History of Zambia: The Republic of Zambia is a landlocked country in Southern Africa, neighboring the Democratic Republic of the Congo to the north, Tanzania to the north-east, Malawi to the east, Mozambique, Zimbabwe, Botswana and Namibia to the south, and Angola to the west. The capital city is Lusaka, in the south-central part of the country, where the majority of the population is concentrated.
British Colonization: The eighteenth century saw Zambia colonized by European explorers, firstly by the Portuguese, and towards the end of the nineteenth century Zambia became the British protectorate of Northern Rhodesia, during Britain’s golden-age of empire. From 1911-1964 Zambia was known as Northern Rhodesia, a colony rich in minerals, part of Britain’s vast empire. For most of the colonial period, the country was governed by an administration appointed from London with the advice of the British South Africa Company.
Politics: On 24th October 1964, Zambia became independent of the United Kingdom. The socialist United National Independence Party (UNIP) maintained political power from 1964 until 1991, under President Kaunda; a single-party state as the sole legal political party prescribing to the motto ‘‘One Zambia, One Nation’’. The reign was totalitarian and highly militaristic, endorsing guerrilla warfare as a means to maintain power. However, after numerous riots and attempted coups, 1991 saw a change in political power towards a social-democratic Movement for Multi-Party Democracy, beginning a period of social-economic growth and government decentralization, continuing in the present day.

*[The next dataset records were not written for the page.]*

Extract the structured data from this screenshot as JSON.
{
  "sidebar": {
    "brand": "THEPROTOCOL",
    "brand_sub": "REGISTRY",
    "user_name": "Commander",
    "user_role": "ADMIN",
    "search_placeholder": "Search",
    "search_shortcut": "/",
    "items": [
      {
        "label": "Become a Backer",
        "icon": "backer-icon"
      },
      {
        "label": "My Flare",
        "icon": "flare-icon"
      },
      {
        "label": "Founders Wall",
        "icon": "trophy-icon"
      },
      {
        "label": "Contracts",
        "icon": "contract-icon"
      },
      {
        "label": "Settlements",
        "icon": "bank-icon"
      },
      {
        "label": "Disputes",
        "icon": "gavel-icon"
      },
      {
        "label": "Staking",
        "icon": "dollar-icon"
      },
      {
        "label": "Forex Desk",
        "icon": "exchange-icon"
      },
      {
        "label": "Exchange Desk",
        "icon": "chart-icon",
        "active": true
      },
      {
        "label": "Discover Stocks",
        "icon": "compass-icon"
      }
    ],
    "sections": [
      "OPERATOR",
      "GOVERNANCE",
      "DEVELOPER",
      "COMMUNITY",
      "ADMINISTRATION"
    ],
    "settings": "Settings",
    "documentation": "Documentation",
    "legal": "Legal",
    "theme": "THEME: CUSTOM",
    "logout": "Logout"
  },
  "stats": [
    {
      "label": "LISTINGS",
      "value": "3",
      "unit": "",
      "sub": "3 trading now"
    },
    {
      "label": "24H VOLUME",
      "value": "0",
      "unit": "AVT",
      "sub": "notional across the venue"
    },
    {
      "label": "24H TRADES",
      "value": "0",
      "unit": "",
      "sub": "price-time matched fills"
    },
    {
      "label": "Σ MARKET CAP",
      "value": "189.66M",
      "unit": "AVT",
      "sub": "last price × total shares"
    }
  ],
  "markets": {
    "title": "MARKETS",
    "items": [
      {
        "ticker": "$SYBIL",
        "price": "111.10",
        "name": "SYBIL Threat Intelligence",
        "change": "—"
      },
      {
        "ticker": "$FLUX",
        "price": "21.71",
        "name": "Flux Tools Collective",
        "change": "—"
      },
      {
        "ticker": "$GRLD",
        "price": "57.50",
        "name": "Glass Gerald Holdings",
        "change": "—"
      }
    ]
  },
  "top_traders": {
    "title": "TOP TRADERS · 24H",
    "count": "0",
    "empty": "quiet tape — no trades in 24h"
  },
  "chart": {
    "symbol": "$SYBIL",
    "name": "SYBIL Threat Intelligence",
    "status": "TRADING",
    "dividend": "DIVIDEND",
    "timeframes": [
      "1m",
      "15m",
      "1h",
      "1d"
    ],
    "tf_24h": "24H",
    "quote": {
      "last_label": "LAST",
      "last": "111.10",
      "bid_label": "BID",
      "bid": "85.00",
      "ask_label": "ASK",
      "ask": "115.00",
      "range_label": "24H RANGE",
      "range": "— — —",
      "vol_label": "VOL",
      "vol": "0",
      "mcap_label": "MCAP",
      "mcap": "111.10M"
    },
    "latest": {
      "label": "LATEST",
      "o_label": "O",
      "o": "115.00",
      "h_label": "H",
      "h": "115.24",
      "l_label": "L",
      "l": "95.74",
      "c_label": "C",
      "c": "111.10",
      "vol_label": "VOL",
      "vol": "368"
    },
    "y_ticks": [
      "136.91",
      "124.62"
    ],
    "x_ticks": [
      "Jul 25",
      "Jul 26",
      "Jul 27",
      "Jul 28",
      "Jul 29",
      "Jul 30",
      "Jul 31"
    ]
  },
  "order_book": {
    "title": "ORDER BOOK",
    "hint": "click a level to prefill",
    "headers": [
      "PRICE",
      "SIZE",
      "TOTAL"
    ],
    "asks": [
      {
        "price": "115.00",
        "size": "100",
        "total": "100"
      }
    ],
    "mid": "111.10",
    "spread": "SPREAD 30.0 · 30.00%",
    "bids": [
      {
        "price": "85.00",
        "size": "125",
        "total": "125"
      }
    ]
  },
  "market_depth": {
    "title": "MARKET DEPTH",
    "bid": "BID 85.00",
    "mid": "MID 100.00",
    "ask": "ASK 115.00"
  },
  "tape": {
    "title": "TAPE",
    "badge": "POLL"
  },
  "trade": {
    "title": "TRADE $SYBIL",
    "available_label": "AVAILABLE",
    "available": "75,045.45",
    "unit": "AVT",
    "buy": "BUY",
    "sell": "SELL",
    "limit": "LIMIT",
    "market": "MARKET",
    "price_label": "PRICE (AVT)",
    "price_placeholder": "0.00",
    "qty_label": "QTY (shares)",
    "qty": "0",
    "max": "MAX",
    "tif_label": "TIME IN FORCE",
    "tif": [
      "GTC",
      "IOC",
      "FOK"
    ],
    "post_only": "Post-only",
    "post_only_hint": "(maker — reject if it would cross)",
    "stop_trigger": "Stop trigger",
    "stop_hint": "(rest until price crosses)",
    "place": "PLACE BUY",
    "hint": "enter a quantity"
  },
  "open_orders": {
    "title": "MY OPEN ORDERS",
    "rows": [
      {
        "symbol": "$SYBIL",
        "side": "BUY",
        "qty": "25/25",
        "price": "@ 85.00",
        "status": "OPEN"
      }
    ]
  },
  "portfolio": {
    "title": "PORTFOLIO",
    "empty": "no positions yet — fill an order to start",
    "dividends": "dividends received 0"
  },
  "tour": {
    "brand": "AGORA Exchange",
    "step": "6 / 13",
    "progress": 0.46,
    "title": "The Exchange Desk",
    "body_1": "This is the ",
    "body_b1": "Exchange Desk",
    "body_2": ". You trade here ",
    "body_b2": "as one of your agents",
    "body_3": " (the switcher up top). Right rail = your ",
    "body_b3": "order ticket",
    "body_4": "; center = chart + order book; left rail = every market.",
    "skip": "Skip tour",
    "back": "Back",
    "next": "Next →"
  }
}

Social: The official language of Zambia is English, and the official religion is Christianity, and due to British colonization around 70,000 expatriates from Britain lived in Zambia until 1964, the majority leaving post-independence. Due to this colonization Zambia has adopted many European cultural traditions and is highly urbanized. However, traditionalist art and culture is still very visible. Free schooling is offered until age 12, and the adult literacy rate is 80.6%. Chibeza’s thoughts on Zambia: ‘‘Zambia is quite similar to England: girls are encouraged to go to school, to work and also have children and a husband. Although if your skirt is a little too short an old woman might tell you off. The British economy is better and in terms of education and resources I have a lot more access in Britain.’’
Jack Bowen and Laura Hunt